I have twenty minutes to share some thoughts regarding an experience that took place almost exactly a year ago.
In November of 2011, I was singing at the piano with my Muad'Dib some songs that I didn't know very well. And these songs also were special because every time I tried to sing them, I got emotional and couldn't sing through it. Anyone who really knows me will understand how odd that is. I might get emotional, but as a performer I can always sing through it.
And then Muad'Dib says, "You should do this in the ward." I ask the Relief Society if they'd be interested in me heading up a musical program that could be done for an activity. They agree, shocked, really that anyone would be willing to take on such a task, and I set to work.
It has been my experience as a member of the LDS church that talented people tend to hide or disregard their talent in the name of "humility."
So I sent around sign up sheets to gage interest in the ward: who would want to perform. I need soloists. When I mentioned the program to people, they all referred me to one person in the ward. ONE singer. ONE known soloist.
I sent around those sign up sheets for four weeks. I never had more names on it than in the first week and easily had half the willing participants I needed. I prayed and prayed for opportunities to mention singing, music and sharing talents in any lesson or venue possible. And finally came the day I had set aside for "auditions," where those who were interested in solos would come forward in a group and sing indiviually whereafter I would decide what song they would sing.
I'm not going to lie, I was surprised by who came, and only slightly surprised at the level of their vocalization. Every one of them declared clearly - though with self-deprecating humor - that they were not good singers. And had I taken them at their word, we would have had no program at all.

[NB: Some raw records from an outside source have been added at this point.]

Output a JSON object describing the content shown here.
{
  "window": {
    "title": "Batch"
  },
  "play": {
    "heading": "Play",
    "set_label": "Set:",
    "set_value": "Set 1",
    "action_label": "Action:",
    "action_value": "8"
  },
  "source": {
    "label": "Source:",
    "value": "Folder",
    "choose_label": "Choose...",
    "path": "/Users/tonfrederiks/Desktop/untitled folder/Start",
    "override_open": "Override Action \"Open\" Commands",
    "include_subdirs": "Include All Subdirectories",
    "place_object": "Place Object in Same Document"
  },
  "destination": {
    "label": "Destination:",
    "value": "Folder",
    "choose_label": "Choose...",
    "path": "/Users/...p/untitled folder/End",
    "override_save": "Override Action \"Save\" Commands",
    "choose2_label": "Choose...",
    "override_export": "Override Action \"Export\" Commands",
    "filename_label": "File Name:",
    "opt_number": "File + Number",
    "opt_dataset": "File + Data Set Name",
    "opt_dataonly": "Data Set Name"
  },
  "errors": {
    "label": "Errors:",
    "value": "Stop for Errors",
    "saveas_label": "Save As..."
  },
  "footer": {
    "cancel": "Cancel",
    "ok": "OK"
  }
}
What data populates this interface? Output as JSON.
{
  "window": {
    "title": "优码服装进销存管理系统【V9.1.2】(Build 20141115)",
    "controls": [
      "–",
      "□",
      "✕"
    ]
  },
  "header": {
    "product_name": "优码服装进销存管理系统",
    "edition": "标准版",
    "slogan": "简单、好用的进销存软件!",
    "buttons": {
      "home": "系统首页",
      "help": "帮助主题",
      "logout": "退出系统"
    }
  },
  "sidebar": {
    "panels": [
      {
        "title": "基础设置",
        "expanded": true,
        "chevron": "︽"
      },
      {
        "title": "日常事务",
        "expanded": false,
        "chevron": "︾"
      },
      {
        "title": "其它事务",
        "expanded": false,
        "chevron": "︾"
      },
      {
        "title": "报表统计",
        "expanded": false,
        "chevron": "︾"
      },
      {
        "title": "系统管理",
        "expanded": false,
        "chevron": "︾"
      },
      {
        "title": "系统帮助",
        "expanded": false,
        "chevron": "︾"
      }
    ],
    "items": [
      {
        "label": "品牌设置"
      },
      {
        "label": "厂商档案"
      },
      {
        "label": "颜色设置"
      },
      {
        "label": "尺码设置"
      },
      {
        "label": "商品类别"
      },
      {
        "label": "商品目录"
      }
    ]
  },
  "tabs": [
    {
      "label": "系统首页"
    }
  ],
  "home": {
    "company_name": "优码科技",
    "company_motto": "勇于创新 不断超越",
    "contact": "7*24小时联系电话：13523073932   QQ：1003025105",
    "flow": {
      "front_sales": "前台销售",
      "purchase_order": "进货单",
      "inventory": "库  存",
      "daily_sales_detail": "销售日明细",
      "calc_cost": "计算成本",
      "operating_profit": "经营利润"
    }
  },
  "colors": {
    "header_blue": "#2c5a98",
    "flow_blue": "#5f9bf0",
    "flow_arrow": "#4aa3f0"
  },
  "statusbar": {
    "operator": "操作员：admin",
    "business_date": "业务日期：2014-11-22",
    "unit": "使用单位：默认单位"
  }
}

I am grateful that Heavenly Father gave me the opportunity to hear their voices beyond their words, that I might use my talents to bring theirs out.
It took courage and trust for them to sing for me that first time. I applaude each of them for coming. And after hearing each of them sing, I was confident that the program was going to be beautiful.
Fast forward past a montage of Sunday afternoon and Friday morning rehearsals with a bunch of women - a group that finally swelled to over 20 - who were willing to try. Yes, we reviewed the same songs and the same few measures per song OVER and OVER. And we laughed. We cried.
I taught them some physical warm ups.
There were a few of my expressions that made it into full-fledged sayings. Such as, "If you're going to mess up, do it loudly so I can hear you!" and "Everyone has a choir voice."
In May, by the time we performed the program (and the encore, since men weren't invited to the first one, being as it was a Relief Society Program), I had 8 soloists and a well trained women's choir that sounded heavenly.
Now, I have been party to choirs that had heavenly help at the end because they needed it, as in they would have sounded horrible without the heavenly help. But this was not the case with this choir. Any heavenly help afforded was a lifting of the talents they had already worked so hard to cultivate. It was angels singing with them, not for them. It was amazing. Because these women who didn't think they had it in them....did.
I cried every time. The trust, the fun.... The result. The sharing. Every moment was worthwhile. And I just wanted to say "thank you" to the women. I don't know how; and writing is what I do. So at least now it's finally out there.
And I would like to add to this record the incredible gratitude to Heavenly Father for my calling in my ward. Since the Women at the Well program, the Ward Choir has grown even more. And during the last two and a half years, I have been able to perform a job that serves others that makes me happy. It is perfect. And I am grateful, so, so, SO grateful.